However, two out of three Baltic states, Latvia and Estonia, may need to wait until mid-2017 to start fully enjoying gas from the “Independence” terminal and the gas market integration of the Baltic states. This is due, first, to the privatization clauses of the largest natural gas incumbent, Latvijas Gāze, a process which took place throughout 1994 to 2002; and, second, to Latvia’s exemptions from the EU’s Third Energy Package (2009).
The first event ensured that, as envisioned in the terms of privatization, until April 2017 – twenty years since Russian Gazprom acquired 34% of its stakes – Latvijas Gāze would have a legal monopoly and exclusivity in the Latvian gas market. Another major shareholder of Latvijas Gāze, German E.ON Ruhrgas, has been withdrawing from the Baltic region, and has already sold its stakes in Latvian and Estonian natural gas incumbents. If it sells its 47.23% stake in Latvijas Gāze to co-owner Gazprom, the latter would own more than two-thirds of Latvijas Gāze’s shares.
The second event ensured that terms of Latvijas Gāze’s legal monopoly do not act against the core principles of the EU energy market integration, such as consumer liberalization, third-party access to the pipeline, and unbundling of vertically integrated energy monopolies, because Latvia successfully applied for the derogation from the relevant clauses of the Third Natural Gas Directive, adopted in 2009. The Third Natural Gas Directive had to be transposed in the EU states by 2011, but, since Latvia is exempted from it, Latvijas Gāze was not obliged to allow third-party access to the Latvian transmission system.
Despite the exemption from the Directive, Latvia had had plans to liberalize its market after April 2014 – already later than other Baltic neighbors. However, in March 2014, at a time when “Independence” was already on the way to the Baltic Sea, Latvia changed the Latvian Energy Law and postponed some keystones of liberalization until 2017, in accordance with terms of privatization agreement, including the unbundling of vertically-integrated company Latvijas Gāze.

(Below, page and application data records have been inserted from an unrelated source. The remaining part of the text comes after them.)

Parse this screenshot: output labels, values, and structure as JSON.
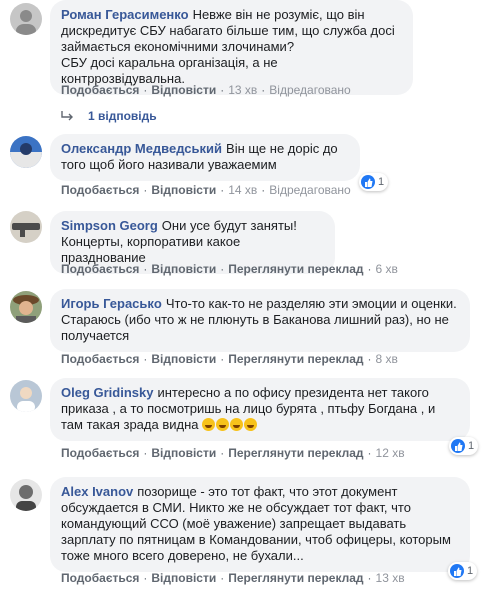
{
  "comments": [
    {
      "author": "Роман Герасименко",
      "text": "Невже він не розуміє, що він дискредитує СБУ набагато більше тим, що служба досі займається економічними злочинами?\nСБУ досі каральна організація, а не контррозвідувальна.",
      "actions": [
        "Подобається",
        "Відповісти"
      ],
      "time": "13 хв",
      "extra": "Відредаговано"
    },
    {
      "author": "Олександр Медведський",
      "text": "Він ще не доріс до того щоб його називали уважаемим",
      "actions": [
        "Подобається",
        "Відповісти"
      ],
      "time": "14 хв",
      "extra": "Відредаговано",
      "reactions": "1"
    },
    {
      "author": "Simpson Georg",
      "text": "Они усе будут заняты!\nКонцерты, корпоративи какое празднование",
      "actions": [
        "Подобається",
        "Відповісти",
        "Переглянути переклад"
      ],
      "time": "6 хв"
    },
    {
      "author": "Игорь Гераськo",
      "text": "Что-то как-то не разделяю эти эмоции и оценки. Стараюсь (ибо что ж не плюнуть в Баканова лишний раз), но не получается",
      "actions": [
        "Подобається",
        "Відповісти",
        "Переглянути переклад"
      ],
      "time": "8 хв"
    },
    {
      "author": "Oleg Gridinsky",
      "text": "интересно а по офису президента нет такого приказа , а то посмотришь на лицо бурята , птьфу Богдана , и там такая зрада видна",
      "actions": [
        "Подобається",
        "Відповісти",
        "Переглянути переклад"
      ],
      "time": "12 хв",
      "reactions": "1"
    },
    {
      "author": "Alex Ivanov",
      "text": "позорище - это тот факт, что этот документ обсуждается в СМИ. Никто же не обсуждает тот факт, что командующий ССО (моё уважение) запрещает выдавать зарплату по пятницам в Командовании, чтоб офицеры, которым тоже много всего доверено, не бухали...",
      "actions": [
        "Подобається",
        "Відповісти",
        "Переглянути переклад"
      ],
      "time": "13 хв",
      "reactions": "1"
    }
  ],
  "replies_link": "1 відповідь"
}
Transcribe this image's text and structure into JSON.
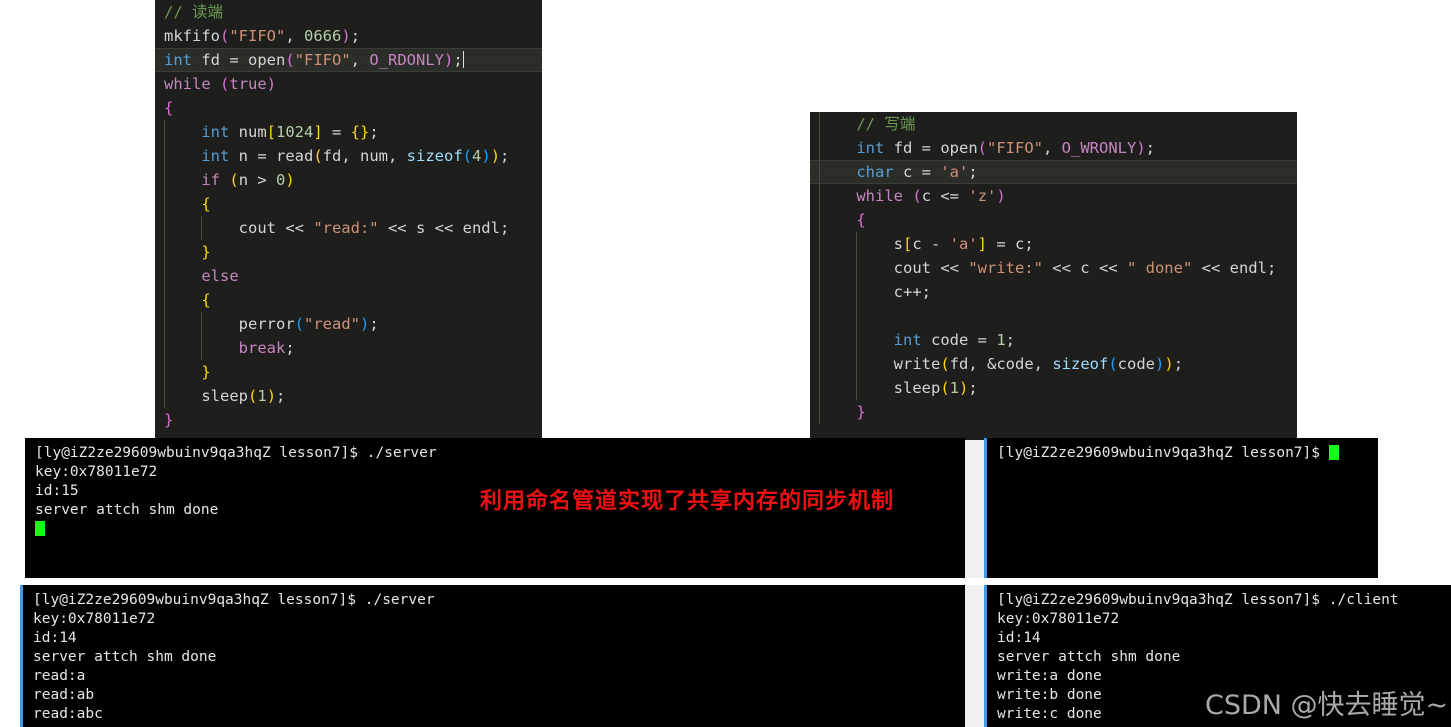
{
  "editor_reader": {
    "title": "reader-code-panel",
    "lines": [
      {
        "tokens": [
          {
            "t": "// 读端",
            "c": "t-com"
          }
        ]
      },
      {
        "tokens": [
          {
            "t": "mkfifo",
            "c": "t-plain"
          },
          {
            "t": "(",
            "c": "t-par1"
          },
          {
            "t": "\"FIFO\"",
            "c": "t-str"
          },
          {
            "t": ", ",
            "c": "t-plain"
          },
          {
            "t": "0666",
            "c": "t-num"
          },
          {
            "t": ")",
            "c": "t-par1"
          },
          {
            "t": ";",
            "c": "t-plain"
          }
        ]
      },
      {
        "active": true,
        "caret": true,
        "tokens": [
          {
            "t": "int",
            "c": "t-kw"
          },
          {
            "t": " fd = ",
            "c": "t-plain"
          },
          {
            "t": "open",
            "c": "t-plain"
          },
          {
            "t": "(",
            "c": "t-par1"
          },
          {
            "t": "\"FIFO\"",
            "c": "t-str"
          },
          {
            "t": ", ",
            "c": "t-plain"
          },
          {
            "t": "O_RDONLY",
            "c": "t-macro"
          },
          {
            "t": ")",
            "c": "t-par1"
          },
          {
            "t": ";",
            "c": "t-plain"
          }
        ]
      },
      {
        "tokens": [
          {
            "t": "while",
            "c": "t-ctl"
          },
          {
            "t": " ",
            "c": "t-plain"
          },
          {
            "t": "(",
            "c": "t-par1"
          },
          {
            "t": "true",
            "c": "t-ctl"
          },
          {
            "t": ")",
            "c": "t-par1"
          }
        ]
      },
      {
        "tokens": [
          {
            "t": "{",
            "c": "t-par1"
          }
        ]
      },
      {
        "guide": 1,
        "tokens": [
          {
            "t": "    ",
            "c": "t-plain"
          },
          {
            "t": "int",
            "c": "t-kw"
          },
          {
            "t": " num",
            "c": "t-plain"
          },
          {
            "t": "[",
            "c": "t-par2"
          },
          {
            "t": "1024",
            "c": "t-num"
          },
          {
            "t": "]",
            "c": "t-par2"
          },
          {
            "t": " = ",
            "c": "t-plain"
          },
          {
            "t": "{}",
            "c": "t-par2"
          },
          {
            "t": ";",
            "c": "t-plain"
          }
        ]
      },
      {
        "guide": 1,
        "tokens": [
          {
            "t": "    ",
            "c": "t-plain"
          },
          {
            "t": "int",
            "c": "t-kw"
          },
          {
            "t": " n = ",
            "c": "t-plain"
          },
          {
            "t": "read",
            "c": "t-plain"
          },
          {
            "t": "(",
            "c": "t-par2"
          },
          {
            "t": "fd, num, ",
            "c": "t-plain"
          },
          {
            "t": "sizeof",
            "c": "t-var"
          },
          {
            "t": "(",
            "c": "t-par3"
          },
          {
            "t": "4",
            "c": "t-num"
          },
          {
            "t": ")",
            "c": "t-par3"
          },
          {
            "t": ")",
            "c": "t-par2"
          },
          {
            "t": ";",
            "c": "t-plain"
          }
        ]
      },
      {
        "guide": 1,
        "tokens": [
          {
            "t": "    ",
            "c": "t-plain"
          },
          {
            "t": "if",
            "c": "t-ctl"
          },
          {
            "t": " ",
            "c": "t-plain"
          },
          {
            "t": "(",
            "c": "t-par2"
          },
          {
            "t": "n > ",
            "c": "t-plain"
          },
          {
            "t": "0",
            "c": "t-num"
          },
          {
            "t": ")",
            "c": "t-par2"
          }
        ]
      },
      {
        "guide": 1,
        "tokens": [
          {
            "t": "    ",
            "c": "t-plain"
          },
          {
            "t": "{",
            "c": "t-par2"
          }
        ]
      },
      {
        "guide": 2,
        "tokens": [
          {
            "t": "        ",
            "c": "t-plain"
          },
          {
            "t": "cout",
            "c": "t-plain"
          },
          {
            "t": " << ",
            "c": "t-plain"
          },
          {
            "t": "\"read:\"",
            "c": "t-str"
          },
          {
            "t": " << s << ",
            "c": "t-plain"
          },
          {
            "t": "endl",
            "c": "t-plain"
          },
          {
            "t": ";",
            "c": "t-plain"
          }
        ]
      },
      {
        "guide": 1,
        "tokens": [
          {
            "t": "    ",
            "c": "t-plain"
          },
          {
            "t": "}",
            "c": "t-par2"
          }
        ]
      },
      {
        "guide": 1,
        "tokens": [
          {
            "t": "    ",
            "c": "t-plain"
          },
          {
            "t": "else",
            "c": "t-ctl"
          }
        ]
      },
      {
        "guide": 1,
        "tokens": [
          {
            "t": "    ",
            "c": "t-plain"
          },
          {
            "t": "{",
            "c": "t-par2"
          }
        ]
      },
      {
        "guide": 2,
        "tokens": [
          {
            "t": "        ",
            "c": "t-plain"
          },
          {
            "t": "perror",
            "c": "t-plain"
          },
          {
            "t": "(",
            "c": "t-par3"
          },
          {
            "t": "\"read\"",
            "c": "t-str"
          },
          {
            "t": ")",
            "c": "t-par3"
          },
          {
            "t": ";",
            "c": "t-plain"
          }
        ]
      },
      {
        "guide": 2,
        "tokens": [
          {
            "t": "        ",
            "c": "t-plain"
          },
          {
            "t": "break",
            "c": "t-ctl"
          },
          {
            "t": ";",
            "c": "t-plain"
          }
        ]
      },
      {
        "guide": 1,
        "tokens": [
          {
            "t": "    ",
            "c": "t-plain"
          },
          {
            "t": "}",
            "c": "t-par2"
          }
        ]
      },
      {
        "guide": 1,
        "tokens": [
          {
            "t": "    ",
            "c": "t-plain"
          },
          {
            "t": "sleep",
            "c": "t-plain"
          },
          {
            "t": "(",
            "c": "t-par2"
          },
          {
            "t": "1",
            "c": "t-num"
          },
          {
            "t": ")",
            "c": "t-par2"
          },
          {
            "t": ";",
            "c": "t-plain"
          }
        ]
      },
      {
        "tokens": [
          {
            "t": "}",
            "c": "t-par1"
          }
        ]
      }
    ]
  },
  "editor_writer": {
    "title": "writer-code-panel",
    "lines": [
      {
        "guide": 1,
        "tokens": [
          {
            "t": "    ",
            "c": "t-plain"
          },
          {
            "t": "// 写端",
            "c": "t-com"
          }
        ]
      },
      {
        "guide": 1,
        "tokens": [
          {
            "t": "    ",
            "c": "t-plain"
          },
          {
            "t": "int",
            "c": "t-kw"
          },
          {
            "t": " fd = ",
            "c": "t-plain"
          },
          {
            "t": "open",
            "c": "t-plain"
          },
          {
            "t": "(",
            "c": "t-par1"
          },
          {
            "t": "\"FIFO\"",
            "c": "t-str"
          },
          {
            "t": ", ",
            "c": "t-plain"
          },
          {
            "t": "O_WRONLY",
            "c": "t-macro"
          },
          {
            "t": ")",
            "c": "t-par1"
          },
          {
            "t": ";",
            "c": "t-plain"
          }
        ]
      },
      {
        "active": true,
        "guide": 1,
        "tokens": [
          {
            "t": "    ",
            "c": "t-plain"
          },
          {
            "t": "char",
            "c": "t-kw"
          },
          {
            "t": " c = ",
            "c": "t-plain"
          },
          {
            "t": "'a'",
            "c": "t-str"
          },
          {
            "t": ";",
            "c": "t-plain"
          }
        ]
      },
      {
        "guide": 1,
        "tokens": [
          {
            "t": "    ",
            "c": "t-plain"
          },
          {
            "t": "while",
            "c": "t-ctl"
          },
          {
            "t": " ",
            "c": "t-plain"
          },
          {
            "t": "(",
            "c": "t-par1"
          },
          {
            "t": "c <= ",
            "c": "t-plain"
          },
          {
            "t": "'z'",
            "c": "t-str"
          },
          {
            "t": ")",
            "c": "t-par1"
          }
        ]
      },
      {
        "guide": 1,
        "tokens": [
          {
            "t": "    ",
            "c": "t-plain"
          },
          {
            "t": "{",
            "c": "t-par1"
          }
        ]
      },
      {
        "guide": 2,
        "tokens": [
          {
            "t": "        ",
            "c": "t-plain"
          },
          {
            "t": "s",
            "c": "t-plain"
          },
          {
            "t": "[",
            "c": "t-par2"
          },
          {
            "t": "c - ",
            "c": "t-plain"
          },
          {
            "t": "'a'",
            "c": "t-str"
          },
          {
            "t": "]",
            "c": "t-par2"
          },
          {
            "t": " = c;",
            "c": "t-plain"
          }
        ]
      },
      {
        "guide": 2,
        "tokens": [
          {
            "t": "        ",
            "c": "t-plain"
          },
          {
            "t": "cout",
            "c": "t-plain"
          },
          {
            "t": " << ",
            "c": "t-plain"
          },
          {
            "t": "\"write:\"",
            "c": "t-str"
          },
          {
            "t": " << c << ",
            "c": "t-plain"
          },
          {
            "t": "\" done\"",
            "c": "t-str"
          },
          {
            "t": " << ",
            "c": "t-plain"
          },
          {
            "t": "endl",
            "c": "t-plain"
          },
          {
            "t": ";",
            "c": "t-plain"
          }
        ]
      },
      {
        "guide": 2,
        "tokens": [
          {
            "t": "        ",
            "c": "t-plain"
          },
          {
            "t": "c++;",
            "c": "t-plain"
          }
        ]
      },
      {
        "guide": 2,
        "tokens": [
          {
            "t": "",
            "c": "t-plain"
          }
        ]
      },
      {
        "guide": 2,
        "tokens": [
          {
            "t": "        ",
            "c": "t-plain"
          },
          {
            "t": "int",
            "c": "t-kw"
          },
          {
            "t": " code = ",
            "c": "t-plain"
          },
          {
            "t": "1",
            "c": "t-num"
          },
          {
            "t": ";",
            "c": "t-plain"
          }
        ]
      },
      {
        "guide": 2,
        "tokens": [
          {
            "t": "        ",
            "c": "t-plain"
          },
          {
            "t": "write",
            "c": "t-plain"
          },
          {
            "t": "(",
            "c": "t-par2"
          },
          {
            "t": "fd, &code, ",
            "c": "t-plain"
          },
          {
            "t": "sizeof",
            "c": "t-var"
          },
          {
            "t": "(",
            "c": "t-par3"
          },
          {
            "t": "code",
            "c": "t-plain"
          },
          {
            "t": ")",
            "c": "t-par3"
          },
          {
            "t": ")",
            "c": "t-par2"
          },
          {
            "t": ";",
            "c": "t-plain"
          }
        ]
      },
      {
        "guide": 2,
        "tokens": [
          {
            "t": "        ",
            "c": "t-plain"
          },
          {
            "t": "sleep",
            "c": "t-plain"
          },
          {
            "t": "(",
            "c": "t-par2"
          },
          {
            "t": "1",
            "c": "t-num"
          },
          {
            "t": ")",
            "c": "t-par2"
          },
          {
            "t": ";",
            "c": "t-plain"
          }
        ]
      },
      {
        "guide": 1,
        "tokens": [
          {
            "t": "    ",
            "c": "t-plain"
          },
          {
            "t": "}",
            "c": "t-par1"
          }
        ]
      }
    ]
  },
  "terminal_top_left": {
    "name": "server-terminal-top-left",
    "lines": [
      "[ly@iZ2ze29609wbuinv9qa3hqZ lesson7]$ ./server",
      "key:0x78011e72",
      "id:15",
      "server attch shm done"
    ],
    "cursor": true
  },
  "terminal_top_right": {
    "name": "client-terminal-top-right",
    "lines": [
      "[ly@iZ2ze29609wbuinv9qa3hqZ lesson7]$ "
    ],
    "cursor": true
  },
  "terminal_bottom_left": {
    "name": "server-terminal-bottom-left",
    "lines": [
      "[ly@iZ2ze29609wbuinv9qa3hqZ lesson7]$ ./server",
      "key:0x78011e72",
      "id:14",
      "server attch shm done",
      "read:a",
      "read:ab",
      "read:abc"
    ],
    "cursor": false
  },
  "terminal_bottom_right": {
    "name": "client-terminal-bottom-right",
    "lines": [
      "[ly@iZ2ze29609wbuinv9qa3hqZ lesson7]$ ./client",
      "key:0x78011e72",
      "id:14",
      "server attch shm done",
      "write:a done",
      "write:b done",
      "write:c done"
    ],
    "cursor": false
  },
  "annotation": {
    "text": "利用命名管道实现了共享内存的同步机制",
    "color": "#ee1111"
  },
  "watermark": {
    "text": "CSDN @快去睡觉~"
  }
}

Latvia happens to be geographically placed between Lithuania and Estonia. Should a Latvian or Estonian client – be it a domestic consumer or a large industrial one – decide to acquire gas via “Independence” in Lithuania, there may arise considerable difficulties to do so, at least for a couple more years.
Vija Pakalkaitė is a PhD student at the Doctoral School of Political Science, Public Policy and International Relations, Central European University, and a researcher at CEU Energy Policy Research Group (energy.ceu.hu). Vija‘s main research interests are energy policy, security of supply and competitiveness, especially in the natural gas markets of the European Union.
The piece was originally published on naturalgaseurope.com